So, let’s be honest, knowing the purpose of the literature can be helpful, but it still doesn’t mean that the Levitical law, the book of Ezekiel and perhaps some of the other prophetic writings are the most interesting, engaging, relevant or exciting portions of scripture. Some scripture that we read might feel rather dry, uninteresting and even boring. Some of these feelings can come from a lack of understanding or appreciation of the richness, nuances and subtleties of the text, culture and context – that a scholar would get really excited about. Well, you and I are not scholars, and some passages can just plain be tough to really get into. So, what to do? Let me give you a couple of hopefully helpful suggestions…

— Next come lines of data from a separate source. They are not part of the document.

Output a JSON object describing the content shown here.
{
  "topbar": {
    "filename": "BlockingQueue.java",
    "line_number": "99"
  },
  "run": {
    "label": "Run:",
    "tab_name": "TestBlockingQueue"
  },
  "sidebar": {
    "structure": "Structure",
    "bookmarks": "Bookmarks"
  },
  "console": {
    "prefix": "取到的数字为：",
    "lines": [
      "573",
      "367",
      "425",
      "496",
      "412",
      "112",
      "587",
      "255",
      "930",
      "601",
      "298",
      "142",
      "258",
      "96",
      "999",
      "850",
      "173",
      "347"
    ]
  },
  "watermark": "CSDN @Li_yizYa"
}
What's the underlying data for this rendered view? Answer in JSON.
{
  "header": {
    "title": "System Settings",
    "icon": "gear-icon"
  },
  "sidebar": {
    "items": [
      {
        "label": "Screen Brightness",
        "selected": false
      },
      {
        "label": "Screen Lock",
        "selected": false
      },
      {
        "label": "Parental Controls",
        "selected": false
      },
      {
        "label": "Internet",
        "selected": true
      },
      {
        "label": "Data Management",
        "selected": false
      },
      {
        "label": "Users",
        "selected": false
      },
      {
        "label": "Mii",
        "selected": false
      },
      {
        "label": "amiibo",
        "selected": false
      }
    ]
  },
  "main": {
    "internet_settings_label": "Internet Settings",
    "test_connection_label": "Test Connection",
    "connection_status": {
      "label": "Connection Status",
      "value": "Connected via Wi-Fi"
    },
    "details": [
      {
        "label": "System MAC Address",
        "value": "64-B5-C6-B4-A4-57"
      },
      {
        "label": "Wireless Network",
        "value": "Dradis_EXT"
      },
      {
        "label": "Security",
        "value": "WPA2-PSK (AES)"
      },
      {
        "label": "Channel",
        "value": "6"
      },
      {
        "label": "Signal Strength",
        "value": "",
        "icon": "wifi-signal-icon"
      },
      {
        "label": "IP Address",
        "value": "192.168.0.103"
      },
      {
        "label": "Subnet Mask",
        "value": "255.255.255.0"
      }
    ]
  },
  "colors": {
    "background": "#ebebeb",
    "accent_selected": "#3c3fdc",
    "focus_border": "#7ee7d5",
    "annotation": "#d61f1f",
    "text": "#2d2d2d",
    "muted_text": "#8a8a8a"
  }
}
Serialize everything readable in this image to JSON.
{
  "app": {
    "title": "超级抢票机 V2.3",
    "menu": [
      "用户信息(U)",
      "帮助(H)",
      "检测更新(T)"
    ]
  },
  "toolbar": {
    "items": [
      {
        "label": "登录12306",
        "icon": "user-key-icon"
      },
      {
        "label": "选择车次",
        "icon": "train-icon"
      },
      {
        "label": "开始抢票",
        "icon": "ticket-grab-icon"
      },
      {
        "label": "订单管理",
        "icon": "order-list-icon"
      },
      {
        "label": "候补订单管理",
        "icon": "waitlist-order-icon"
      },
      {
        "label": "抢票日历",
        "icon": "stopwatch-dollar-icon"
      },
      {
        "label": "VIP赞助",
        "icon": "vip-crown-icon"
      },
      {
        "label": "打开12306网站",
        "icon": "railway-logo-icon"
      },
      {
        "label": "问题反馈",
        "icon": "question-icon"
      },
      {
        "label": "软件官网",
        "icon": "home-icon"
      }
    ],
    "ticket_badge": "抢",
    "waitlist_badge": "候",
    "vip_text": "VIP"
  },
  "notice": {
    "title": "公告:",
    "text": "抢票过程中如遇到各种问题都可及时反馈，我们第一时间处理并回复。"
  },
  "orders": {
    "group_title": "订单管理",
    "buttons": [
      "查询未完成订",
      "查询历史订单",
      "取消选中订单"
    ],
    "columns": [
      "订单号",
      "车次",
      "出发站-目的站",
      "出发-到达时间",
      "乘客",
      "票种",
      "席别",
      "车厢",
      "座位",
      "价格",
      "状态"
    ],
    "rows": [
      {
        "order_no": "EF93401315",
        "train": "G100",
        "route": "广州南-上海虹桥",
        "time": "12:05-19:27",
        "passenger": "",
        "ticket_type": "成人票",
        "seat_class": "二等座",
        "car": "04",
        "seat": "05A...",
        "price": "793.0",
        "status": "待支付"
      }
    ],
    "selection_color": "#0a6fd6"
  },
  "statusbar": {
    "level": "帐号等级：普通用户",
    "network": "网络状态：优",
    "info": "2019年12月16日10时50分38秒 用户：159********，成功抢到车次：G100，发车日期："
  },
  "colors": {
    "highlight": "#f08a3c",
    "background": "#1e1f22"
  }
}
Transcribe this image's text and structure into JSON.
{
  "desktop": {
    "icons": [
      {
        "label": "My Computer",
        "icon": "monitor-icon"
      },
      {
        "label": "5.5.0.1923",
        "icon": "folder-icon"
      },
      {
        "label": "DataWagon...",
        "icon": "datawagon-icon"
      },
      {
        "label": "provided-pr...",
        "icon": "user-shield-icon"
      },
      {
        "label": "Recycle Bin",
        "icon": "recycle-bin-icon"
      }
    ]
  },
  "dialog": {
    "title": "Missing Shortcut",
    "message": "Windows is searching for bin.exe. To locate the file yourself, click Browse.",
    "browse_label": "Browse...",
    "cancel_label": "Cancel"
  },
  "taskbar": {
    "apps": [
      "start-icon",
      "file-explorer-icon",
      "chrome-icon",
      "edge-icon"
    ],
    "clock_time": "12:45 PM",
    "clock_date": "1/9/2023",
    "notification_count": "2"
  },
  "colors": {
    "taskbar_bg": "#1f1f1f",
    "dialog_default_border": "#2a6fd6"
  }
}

1. Supplement your diet. Any doctor worth the exorbitant price we pay for health care will tell that if your diet or health is suffering, supplement your diet, right? Take some vitamins, eat some veggies, drink a smoothie. If the section of scripture you are reading feels dry and your soul is feeling empty, there is absolutely nothing wrong with supplementing your diet. In fact, as a doctor of souls (a pastor), I would urge you to do it! Here are some good supplements I would suggest:
- Pray a Psalm. The Psalms are our prayer book that God has given us to teach us to pray. I would suggest just starting at the beginning, and don’t just read the Psalm, but pray it back to God. Let the words and phrases of the text become your own prayers to God. Personalize them with your own words and prayers.
- Read A Proverb. These are some of the most practical and applicable portions of scripture in the Bible. God’s gift to help us to be wise. The book of Proverbs is conveniently broken down into 31 Chapters – one for every day of the week. A proverb a day keeps… ahh… foolishness away.
- Slowly read a gospel. Savor a few verses a day from a gospel along with whatever other passage you are reading.
- Get a good devotional book. God not only speaks through his word, but speaks through his people, particularly the saints of old and the saints of today. There are hundreds of great devotional guides (and some lame ones as well). Some have found Oswald Chambers’ My Utmost for His Highest, helpful. There is the Daily Bread devotional guide. Streams in the Desert is excellent. Pastor Jason’s Morning Manna is wonderful. Right now I am using a devotional guide called Common Prayer: a Liturgy for Ordinary Radicals by Shaine Clayborne, and I love it! God speaks to me all the time through it.
2. Dig in and listen for the “still small voice” and look for the nuggets of truth. I would urge you not to simply mindlessly skim through the tough portions of scripture or ignore them completely, but I would encourage you to dig into them. I would suggest getting a good study Bible, or using other tools to help you understand what is happening in the scriptures. Getting some good Bible tools can really help in making the scriptures come alive. I would highly suggest the NIV Study Bible, or Life Application Bible, these tools can really help the tough passages become more relevant to your life.
Then I would urge you to approach each passage with your heart and mind open to the still small voice of the Spirit, and looking with the eyes of a detective. Not every time you read a passage will you have some mind blowing revelation. It is kind of like eating – not every meal is a 7 course experience of culinary delight, sometimes you just eat a piece of toast on the fly (at least I do). On the other hand, you may be surprised by the voice of God breaking through a seemingly “dullish” passage of scripture. In my next entry, I’ll give an example from my reading this week in the book of Ezekiel.